▶ **Recorded information**:
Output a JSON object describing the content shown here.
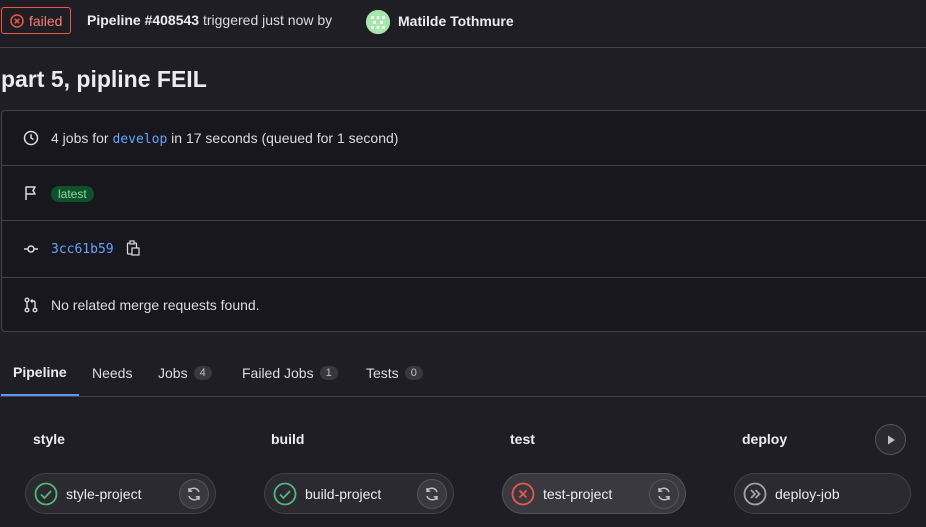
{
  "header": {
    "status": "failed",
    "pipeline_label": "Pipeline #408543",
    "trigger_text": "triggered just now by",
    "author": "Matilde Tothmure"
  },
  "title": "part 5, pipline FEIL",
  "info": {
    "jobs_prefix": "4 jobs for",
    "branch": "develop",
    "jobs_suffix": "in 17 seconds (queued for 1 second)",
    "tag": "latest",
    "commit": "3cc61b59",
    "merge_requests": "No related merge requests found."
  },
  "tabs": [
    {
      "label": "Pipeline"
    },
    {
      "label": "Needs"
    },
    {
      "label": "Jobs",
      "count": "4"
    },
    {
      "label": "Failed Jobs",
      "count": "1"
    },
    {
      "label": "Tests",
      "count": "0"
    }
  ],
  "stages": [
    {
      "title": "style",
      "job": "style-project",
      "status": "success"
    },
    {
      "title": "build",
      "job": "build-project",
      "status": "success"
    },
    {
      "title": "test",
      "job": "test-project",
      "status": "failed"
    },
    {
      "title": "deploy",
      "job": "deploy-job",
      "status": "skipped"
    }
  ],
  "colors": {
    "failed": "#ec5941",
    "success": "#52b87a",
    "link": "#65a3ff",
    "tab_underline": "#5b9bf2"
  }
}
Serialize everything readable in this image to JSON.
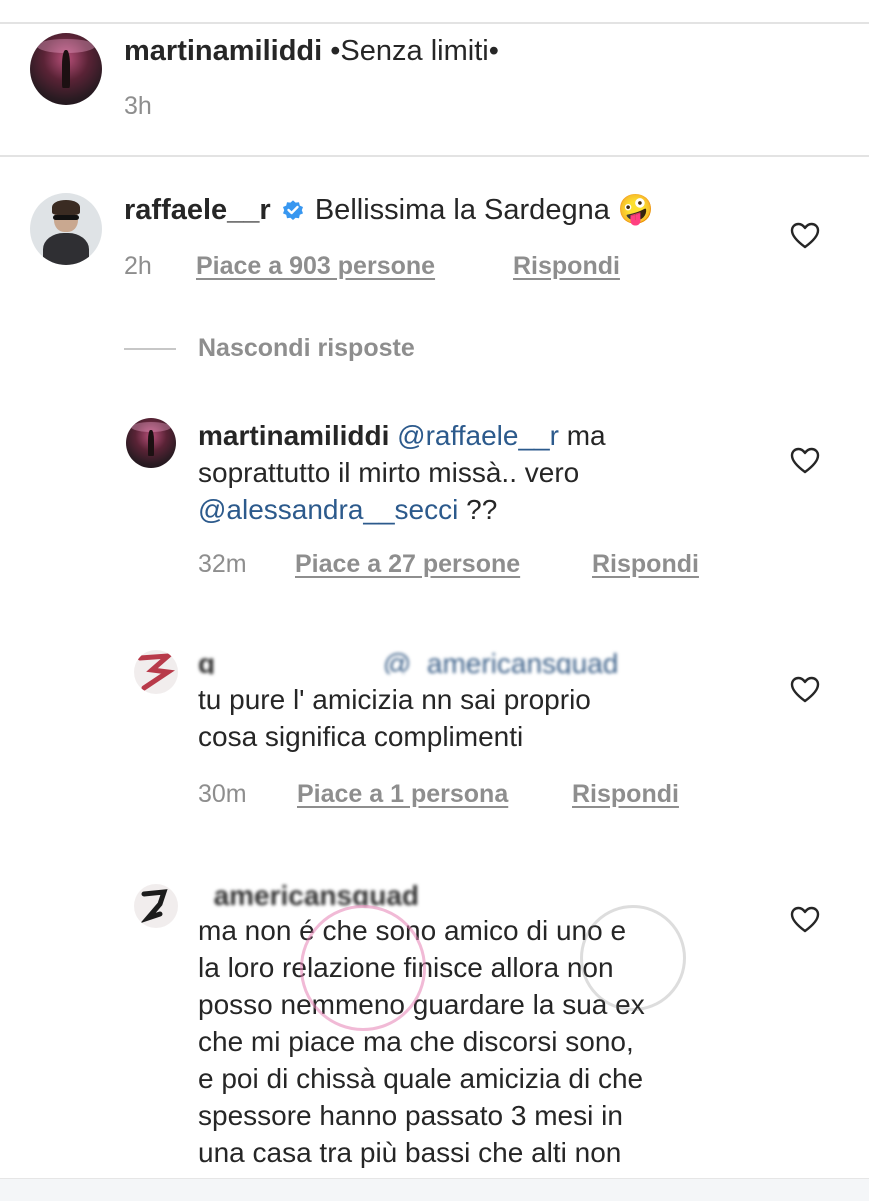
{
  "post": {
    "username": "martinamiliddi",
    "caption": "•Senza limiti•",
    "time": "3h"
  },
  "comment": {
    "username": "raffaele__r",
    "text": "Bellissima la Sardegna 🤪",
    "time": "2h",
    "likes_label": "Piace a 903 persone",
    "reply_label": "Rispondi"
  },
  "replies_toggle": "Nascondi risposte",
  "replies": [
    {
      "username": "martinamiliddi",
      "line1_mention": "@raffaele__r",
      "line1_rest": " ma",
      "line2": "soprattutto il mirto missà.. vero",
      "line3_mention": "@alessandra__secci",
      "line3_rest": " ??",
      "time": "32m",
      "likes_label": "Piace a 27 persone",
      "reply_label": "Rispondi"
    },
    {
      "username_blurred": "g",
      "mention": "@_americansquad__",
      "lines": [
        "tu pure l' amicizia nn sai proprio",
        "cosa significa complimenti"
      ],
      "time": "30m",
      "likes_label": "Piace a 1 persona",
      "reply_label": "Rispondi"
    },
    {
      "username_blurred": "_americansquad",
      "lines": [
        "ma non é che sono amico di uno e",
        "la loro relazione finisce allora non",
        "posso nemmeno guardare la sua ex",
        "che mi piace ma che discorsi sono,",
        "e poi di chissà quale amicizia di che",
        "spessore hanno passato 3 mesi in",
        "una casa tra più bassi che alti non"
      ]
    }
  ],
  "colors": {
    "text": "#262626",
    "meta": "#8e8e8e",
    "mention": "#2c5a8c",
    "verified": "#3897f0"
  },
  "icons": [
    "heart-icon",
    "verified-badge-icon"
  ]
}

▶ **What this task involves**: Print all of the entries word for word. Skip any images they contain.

▶ **Output for this exercise**:
Output a JSON object describing the content shown here.
{
  "header": {
    "status": "failed",
    "pipeline_label": "Pipeline #408543",
    "trigger_text": "triggered just now by",
    "author": "Matilde Tothmure"
  },
  "title": "part 5, pipline FEIL",
  "info": {
    "jobs_prefix": "4 jobs for",
    "branch": "develop",
    "jobs_suffix": "in 17 seconds (queued for 1 second)",
    "tag": "latest",
    "commit": "3cc61b59",
    "merge_requests": "No related merge requests found."
  },
  "tabs": [
    {
      "label": "Pipeline"
    },
    {
      "label": "Needs"
    },
    {
      "label": "Jobs",
      "count": "4"
    },
    {
      "label": "Failed Jobs",
      "count": "1"
    },
    {
      "label": "Tests",
      "count": "0"
    }
  ],
  "stages": [
    {
      "title": "style",
      "job": "style-project",
      "status": "success"
    },
    {
      "title": "build",
      "job": "build-project",
      "status": "success"
    },
    {
      "title": "test",
      "job": "test-project",
      "status": "failed"
    },
    {
      "title": "deploy",
      "job": "deploy-job",
      "status": "skipped"
    }
  ],
  "colors": {
    "failed": "#ec5941",
    "success": "#52b87a",
    "link": "#65a3ff",
    "tab_underline": "#5b9bf2"
  }
}
Serialize everything readable in this image to JSON.
{
  "post": {
    "username": "martinamiliddi",
    "caption": "•Senza limiti•",
    "time": "3h"
  },
  "comment": {
    "username": "raffaele__r",
    "text": "Bellissima la Sardegna 🤪",
    "time": "2h",
    "likes_label": "Piace a 903 persone",
    "reply_label": "Rispondi"
  },
  "replies_toggle": "Nascondi risposte",
  "replies": [
    {
      "username": "martinamiliddi",
      "line1_mention": "@raffaele__r",
      "line1_rest": " ma",
      "line2": "soprattutto il mirto missà.. vero",
      "line3_mention": "@alessandra__secci",
      "line3_rest": " ??",
      "time": "32m",
      "likes_label": "Piace a 27 persone",
      "reply_label": "Rispondi"
    },
    {
      "username_blurred": "g",
      "mention": "@_americansquad__",
      "lines": [
        "tu pure l' amicizia nn sai proprio",
        "cosa significa complimenti"
      ],
      "time": "30m",
      "likes_label": "Piace a 1 persona",
      "reply_label": "Rispondi"
    },
    {
      "username_blurred": "_americansquad",
      "lines": [
        "ma non é che sono amico di uno e",
        "la loro relazione finisce allora non",
        "posso nemmeno guardare la sua ex",
        "che mi piace ma che discorsi sono,",
        "e poi di chissà quale amicizia di che",
        "spessore hanno passato 3 mesi in",
        "una casa tra più bassi che alti non"
      ]
    }
  ],
  "colors": {
    "text": "#262626",
    "meta": "#8e8e8e",
    "mention": "#2c5a8c",
    "verified": "#3897f0"
  },
  "icons": [
    "heart-icon",
    "verified-badge-icon"
  ]
}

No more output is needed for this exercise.